ACTION ITEM
Nothing in the records may be left out or altered; reproduce them all exactly.

INPUT RECORDS
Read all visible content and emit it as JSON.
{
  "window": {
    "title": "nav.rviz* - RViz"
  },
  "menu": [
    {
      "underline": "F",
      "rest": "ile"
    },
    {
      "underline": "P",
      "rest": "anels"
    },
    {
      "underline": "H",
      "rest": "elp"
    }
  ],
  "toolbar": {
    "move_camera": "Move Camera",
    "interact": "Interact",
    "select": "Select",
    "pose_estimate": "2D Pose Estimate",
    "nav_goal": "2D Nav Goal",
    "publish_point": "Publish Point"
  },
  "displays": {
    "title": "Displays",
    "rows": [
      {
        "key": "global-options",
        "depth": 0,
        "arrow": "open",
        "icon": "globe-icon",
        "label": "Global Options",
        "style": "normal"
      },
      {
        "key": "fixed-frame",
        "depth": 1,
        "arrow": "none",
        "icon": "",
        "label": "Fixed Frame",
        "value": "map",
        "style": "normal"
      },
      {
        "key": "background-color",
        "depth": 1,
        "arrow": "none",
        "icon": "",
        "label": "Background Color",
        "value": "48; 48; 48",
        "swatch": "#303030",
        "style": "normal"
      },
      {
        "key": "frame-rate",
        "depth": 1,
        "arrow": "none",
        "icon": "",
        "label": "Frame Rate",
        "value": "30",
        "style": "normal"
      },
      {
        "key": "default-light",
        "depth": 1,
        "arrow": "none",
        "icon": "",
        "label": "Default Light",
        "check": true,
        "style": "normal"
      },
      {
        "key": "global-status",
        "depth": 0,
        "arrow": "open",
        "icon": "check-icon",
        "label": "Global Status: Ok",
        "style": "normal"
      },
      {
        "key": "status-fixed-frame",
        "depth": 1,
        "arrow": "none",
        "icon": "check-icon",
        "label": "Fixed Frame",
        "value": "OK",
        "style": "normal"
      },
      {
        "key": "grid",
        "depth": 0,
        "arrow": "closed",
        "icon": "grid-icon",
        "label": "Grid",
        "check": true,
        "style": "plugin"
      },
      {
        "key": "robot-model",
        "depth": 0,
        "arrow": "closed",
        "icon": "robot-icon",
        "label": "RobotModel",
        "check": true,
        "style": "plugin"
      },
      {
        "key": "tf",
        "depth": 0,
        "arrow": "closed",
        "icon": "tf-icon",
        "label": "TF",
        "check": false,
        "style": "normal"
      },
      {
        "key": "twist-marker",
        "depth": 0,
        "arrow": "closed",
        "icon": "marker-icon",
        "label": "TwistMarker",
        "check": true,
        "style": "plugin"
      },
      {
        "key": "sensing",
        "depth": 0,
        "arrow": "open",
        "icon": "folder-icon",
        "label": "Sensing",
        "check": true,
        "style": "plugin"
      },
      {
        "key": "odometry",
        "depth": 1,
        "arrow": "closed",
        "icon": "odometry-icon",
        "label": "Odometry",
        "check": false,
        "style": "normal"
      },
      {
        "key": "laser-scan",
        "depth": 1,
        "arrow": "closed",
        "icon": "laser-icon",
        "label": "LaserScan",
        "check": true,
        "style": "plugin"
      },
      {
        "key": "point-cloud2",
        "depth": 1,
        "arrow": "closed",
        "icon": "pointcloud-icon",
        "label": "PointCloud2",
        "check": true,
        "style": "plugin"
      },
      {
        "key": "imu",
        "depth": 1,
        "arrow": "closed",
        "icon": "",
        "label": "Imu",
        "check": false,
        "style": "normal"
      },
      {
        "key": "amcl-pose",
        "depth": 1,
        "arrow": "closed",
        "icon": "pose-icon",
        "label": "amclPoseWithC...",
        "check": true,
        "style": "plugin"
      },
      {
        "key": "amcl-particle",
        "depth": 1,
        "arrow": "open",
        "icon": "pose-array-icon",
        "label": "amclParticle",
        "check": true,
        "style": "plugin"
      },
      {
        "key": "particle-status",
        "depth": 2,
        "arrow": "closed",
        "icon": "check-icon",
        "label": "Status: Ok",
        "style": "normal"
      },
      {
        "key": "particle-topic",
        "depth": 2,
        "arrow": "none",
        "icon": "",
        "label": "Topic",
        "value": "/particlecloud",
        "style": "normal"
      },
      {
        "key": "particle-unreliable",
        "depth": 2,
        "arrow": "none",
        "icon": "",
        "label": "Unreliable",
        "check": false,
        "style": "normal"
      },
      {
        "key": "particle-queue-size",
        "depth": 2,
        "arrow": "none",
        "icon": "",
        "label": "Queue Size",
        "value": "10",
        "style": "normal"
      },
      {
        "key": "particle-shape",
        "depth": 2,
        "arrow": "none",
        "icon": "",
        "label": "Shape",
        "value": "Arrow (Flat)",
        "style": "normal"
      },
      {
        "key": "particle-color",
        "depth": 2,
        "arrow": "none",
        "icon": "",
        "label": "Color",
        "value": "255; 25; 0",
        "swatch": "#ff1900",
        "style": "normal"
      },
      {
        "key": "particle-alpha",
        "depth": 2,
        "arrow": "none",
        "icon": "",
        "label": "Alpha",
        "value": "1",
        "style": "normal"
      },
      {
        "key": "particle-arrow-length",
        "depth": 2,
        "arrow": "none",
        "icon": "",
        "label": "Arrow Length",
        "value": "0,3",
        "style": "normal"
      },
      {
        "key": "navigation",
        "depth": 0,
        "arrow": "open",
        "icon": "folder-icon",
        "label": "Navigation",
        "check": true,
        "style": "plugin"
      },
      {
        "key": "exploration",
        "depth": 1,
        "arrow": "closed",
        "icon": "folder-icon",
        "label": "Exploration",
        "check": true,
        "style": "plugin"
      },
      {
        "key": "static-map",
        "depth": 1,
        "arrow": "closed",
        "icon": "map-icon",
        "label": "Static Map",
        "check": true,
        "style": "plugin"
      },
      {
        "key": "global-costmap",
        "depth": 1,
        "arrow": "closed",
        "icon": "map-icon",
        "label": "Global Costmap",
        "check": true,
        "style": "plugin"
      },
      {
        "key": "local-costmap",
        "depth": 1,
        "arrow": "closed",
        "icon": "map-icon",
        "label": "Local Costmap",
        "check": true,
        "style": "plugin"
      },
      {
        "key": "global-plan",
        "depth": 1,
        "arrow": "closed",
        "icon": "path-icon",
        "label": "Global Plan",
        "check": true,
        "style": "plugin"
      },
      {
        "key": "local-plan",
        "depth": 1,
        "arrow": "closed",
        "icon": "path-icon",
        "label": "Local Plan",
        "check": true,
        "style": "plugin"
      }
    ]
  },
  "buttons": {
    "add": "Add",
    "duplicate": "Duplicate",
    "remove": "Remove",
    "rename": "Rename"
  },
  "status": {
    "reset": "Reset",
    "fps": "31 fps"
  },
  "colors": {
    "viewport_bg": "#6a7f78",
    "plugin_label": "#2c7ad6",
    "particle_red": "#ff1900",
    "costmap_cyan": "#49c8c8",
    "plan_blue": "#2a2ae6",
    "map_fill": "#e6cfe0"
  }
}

PROBLEM SOLUTION
Read all visible content and emit it as JSON.
{
  "window": {
    "title": "nav.rviz* - RViz"
  },
  "menu": [
    {
      "underline": "F",
      "rest": "ile"
    },
    {
      "underline": "P",
      "rest": "anels"
    },
    {
      "underline": "H",
      "rest": "elp"
    }
  ],
  "toolbar": {
    "move_camera": "Move Camera",
    "interact": "Interact",
    "select": "Select",
    "pose_estimate": "2D Pose Estimate",
    "nav_goal": "2D Nav Goal",
    "publish_point": "Publish Point"
  },
  "displays": {
    "title": "Displays",
    "rows": [
      {
        "key": "global-options",
        "depth": 0,
        "arrow": "open",
        "icon": "globe-icon",
        "label": "Global Options",
        "style": "normal"
      },
      {
        "key": "fixed-frame",
        "depth": 1,
        "arrow": "none",
        "icon": "",
        "label": "Fixed Frame",
        "value": "map",
        "style": "normal"
      },
      {
        "key": "background-color",
        "depth": 1,
        "arrow": "none",
        "icon": "",
        "label": "Background Color",
        "value": "48; 48; 48",
        "swatch": "#303030",
        "style": "normal"
      },
      {
        "key": "frame-rate",
        "depth": 1,
        "arrow": "none",
        "icon": "",
        "label": "Frame Rate",
        "value": "30",
        "style": "normal"
      },
      {
        "key": "default-light",
        "depth": 1,
        "arrow": "none",
        "icon": "",
        "label": "Default Light",
        "check": true,
        "style": "normal"
      },
      {
        "key": "global-status",
        "depth": 0,
        "arrow": "open",
        "icon": "check-icon",
        "label": "Global Status: Ok",
        "style": "normal"
      },
      {
        "key": "status-fixed-frame",
        "depth": 1,
        "arrow": "none",
        "icon": "check-icon",
        "label": "Fixed Frame",
        "value": "OK",
        "style": "normal"
      },
      {
        "key": "grid",
        "depth": 0,
        "arrow": "closed",
        "icon": "grid-icon",
        "label": "Grid",
        "check": true,
        "style": "plugin"
      },
      {
        "key": "robot-model",
        "depth": 0,
        "arrow": "closed",
        "icon": "robot-icon",
        "label": "RobotModel",
        "check": true,
        "style": "plugin"
      },
      {
        "key": "tf",
        "depth": 0,
        "arrow": "closed",
        "icon": "tf-icon",
        "label": "TF",
        "check": false,
        "style": "normal"
      },
      {
        "key": "twist-marker",
        "depth": 0,
        "arrow": "closed",
        "icon": "marker-icon",
        "label": "TwistMarker",
        "check": true,
        "style": "plugin"
      },
      {
        "key": "sensing",
        "depth": 0,
        "arrow": "open",
        "icon": "folder-icon",
        "label": "Sensing",
        "check": true,
        "style": "plugin"
      },
      {
        "key": "odometry",
        "depth": 1,
        "arrow": "closed",
        "icon": "odometry-icon",
        "label": "Odometry",
        "check": false,
        "style": "normal"
      },
      {
        "key": "laser-scan",
        "depth": 1,
        "arrow": "closed",
        "icon": "laser-icon",
        "label": "LaserScan",
        "check": true,
        "style": "plugin"
      },
      {
        "key": "point-cloud2",
        "depth": 1,
        "arrow": "closed",
        "icon": "pointcloud-icon",
        "label": "PointCloud2",
        "check": true,
        "style": "plugin"
      },
      {
        "key": "imu",
        "depth": 1,
        "arrow": "closed",
        "icon": "",
        "label": "Imu",
        "check": false,
        "style": "normal"
      },
      {
        "key": "amcl-pose",
        "depth": 1,
        "arrow": "closed",
        "icon": "pose-icon",
        "label": "amclPoseWithC...",
        "check": true,
        "style": "plugin"
      },
      {
        "key": "amcl-particle",
        "depth": 1,
        "arrow": "open",
        "icon": "pose-array-icon",
        "label": "amclParticle",
        "check": true,
        "style": "plugin"
      },
      {
        "key": "particle-status",
        "depth": 2,
        "arrow": "closed",
        "icon": "check-icon",
        "label": "Status: Ok",
        "style": "normal"
      },
      {
        "key": "particle-topic",
        "depth": 2,
        "arrow": "none",
        "icon": "",
        "label": "Topic",
        "value": "/particlecloud",
        "style": "normal"
      },
      {
        "key": "particle-unreliable",
        "depth": 2,
        "arrow": "none",
        "icon": "",
        "label": "Unreliable",
        "check": false,
        "style": "normal"
      },
      {
        "key": "particle-queue-size",
        "depth": 2,
        "arrow": "none",
        "icon": "",
        "label": "Queue Size",
        "value": "10",
        "style": "normal"
      },
      {
        "key": "particle-shape",
        "depth": 2,
        "arrow": "none",
        "icon": "",
        "label": "Shape",
        "value": "Arrow (Flat)",
        "style": "normal"
      },
      {
        "key": "particle-color",
        "depth": 2,
        "arrow": "none",
        "icon": "",
        "label": "Color",
        "value": "255; 25; 0",
        "swatch": "#ff1900",
        "style": "normal"
      },
      {
        "key": "particle-alpha",
        "depth": 2,
        "arrow": "none",
        "icon": "",
        "label": "Alpha",
        "value": "1",
        "style": "normal"
      },
      {
        "key": "particle-arrow-length",
        "depth": 2,
        "arrow": "none",
        "icon": "",
        "label": "Arrow Length",
        "value": "0,3",
        "style": "normal"
      },
      {
        "key": "navigation",
        "depth": 0,
        "arrow": "open",
        "icon": "folder-icon",
        "label": "Navigation",
        "check": true,
        "style": "plugin"
      },
      {
        "key": "exploration",
        "depth": 1,
        "arrow": "closed",
        "icon": "folder-icon",
        "label": "Exploration",
        "check": true,
        "style": "plugin"
      },
      {
        "key": "static-map",
        "depth": 1,
        "arrow": "closed",
        "icon": "map-icon",
        "label": "Static Map",
        "check": true,
        "style": "plugin"
      },
      {
        "key": "global-costmap",
        "depth": 1,
        "arrow": "closed",
        "icon": "map-icon",
        "label": "Global Costmap",
        "check": true,
        "style": "plugin"
      },
      {
        "key": "local-costmap",
        "depth": 1,
        "arrow": "closed",
        "icon": "map-icon",
        "label": "Local Costmap",
        "check": true,
        "style": "plugin"
      },
      {
        "key": "global-plan",
        "depth": 1,
        "arrow": "closed",
        "icon": "path-icon",
        "label": "Global Plan",
        "check": true,
        "style": "plugin"
      },
      {
        "key": "local-plan",
        "depth": 1,
        "arrow": "closed",
        "icon": "path-icon",
        "label": "Local Plan",
        "check": true,
        "style": "plugin"
      }
    ]
  },
  "buttons": {
    "add": "Add",
    "duplicate": "Duplicate",
    "remove": "Remove",
    "rename": "Rename"
  },
  "status": {
    "reset": "Reset",
    "fps": "31 fps"
  },
  "colors": {
    "viewport_bg": "#6a7f78",
    "plugin_label": "#2c7ad6",
    "particle_red": "#ff1900",
    "costmap_cyan": "#49c8c8",
    "plan_blue": "#2a2ae6",
    "map_fill": "#e6cfe0"
  }
}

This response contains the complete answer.